A flagship initiative to tackle cancer across Europe
The focus on cancer was a key element of the centre-right’s campaign to lead the Commission, and therefore it’s unsurprising that Kyriakides has been asked to prioritise a Beating Cancer Plan for Europe. In her political guidelines for the new mandate, von der Leyen explicitly references the need to support Member States in improving cancer control and care (the only mention of health topics in the guidelines at all).
Speaking in the European Parliament in November, von der Leyen highlighted ambitions for the plan to be launched in early 2020. It is understood that the plan will include actions to strengthen the response to cancer at every key stage of the disease: prevention, diagnosis, treatment, life as a cancer survivor and palliative care.
It is not only Kyriakides and her team in DG SANTE who will focus on cancer in the foreseeable future. One of the research missions under the future EU funding programme, Horizon Europe, will focus on cancer and there are even rumours of a special European Parliament committee dedicated to the topic.
Are there any other topics on Kyriakides’ agenda?
At her recent hearing in the European Parliament, Stella Kyriakides made a number of concrete commitments in order to gain support from MEPs, including the importance of action in the field of organ donation and the need for a new European strategy based on an evaluation of the previous EU plan (2009-2015) which is due shortly. On mental health, Kyriakides promised to work with other Commissioners to include a mental health across different policy areas. Whether the Commission will propose an EU Mental Health Strategy, as called for by EU Member States in recent Council Conclusions, remains to be seen.
One of her biggest challenges will be the finalisation of the proposal for a Regulation on EU wide Health Technology Assessment (HTA), which has been fraught with difficulty since it was brought to the table in early 2018 due to hesitancies from some of the bigger Member States like Germany and France. Kyriakides has said she will work closely with all stakeholders to find consensus and move the proposal forward.

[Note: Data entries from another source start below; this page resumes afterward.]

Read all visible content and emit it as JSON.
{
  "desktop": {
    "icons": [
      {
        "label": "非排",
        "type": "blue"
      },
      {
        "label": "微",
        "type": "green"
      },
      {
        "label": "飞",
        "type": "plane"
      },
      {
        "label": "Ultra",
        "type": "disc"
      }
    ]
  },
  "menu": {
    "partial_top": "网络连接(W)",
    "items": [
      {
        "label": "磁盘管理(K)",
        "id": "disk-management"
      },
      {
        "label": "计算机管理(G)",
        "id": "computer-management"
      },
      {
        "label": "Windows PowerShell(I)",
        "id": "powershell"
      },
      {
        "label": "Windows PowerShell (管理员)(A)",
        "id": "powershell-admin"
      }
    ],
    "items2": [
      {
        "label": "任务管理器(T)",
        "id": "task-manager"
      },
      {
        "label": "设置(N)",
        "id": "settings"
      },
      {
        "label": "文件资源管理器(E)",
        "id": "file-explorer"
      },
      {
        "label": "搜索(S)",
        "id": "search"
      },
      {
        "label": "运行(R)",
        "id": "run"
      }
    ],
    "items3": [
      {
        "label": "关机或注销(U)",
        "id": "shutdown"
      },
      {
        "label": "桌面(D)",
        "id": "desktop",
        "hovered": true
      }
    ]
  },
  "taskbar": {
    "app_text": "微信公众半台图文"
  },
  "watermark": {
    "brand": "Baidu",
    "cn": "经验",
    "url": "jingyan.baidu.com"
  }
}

As concluded in Incisive Health’s polling report on EU action in health, no single actor will be able to tackle the healthcare challenges facing the EU alone. We look forward to working with Stella Kyriakides and the new Commission to bring stakeholders together and inform better policy in health for the benefit of all EU citizens.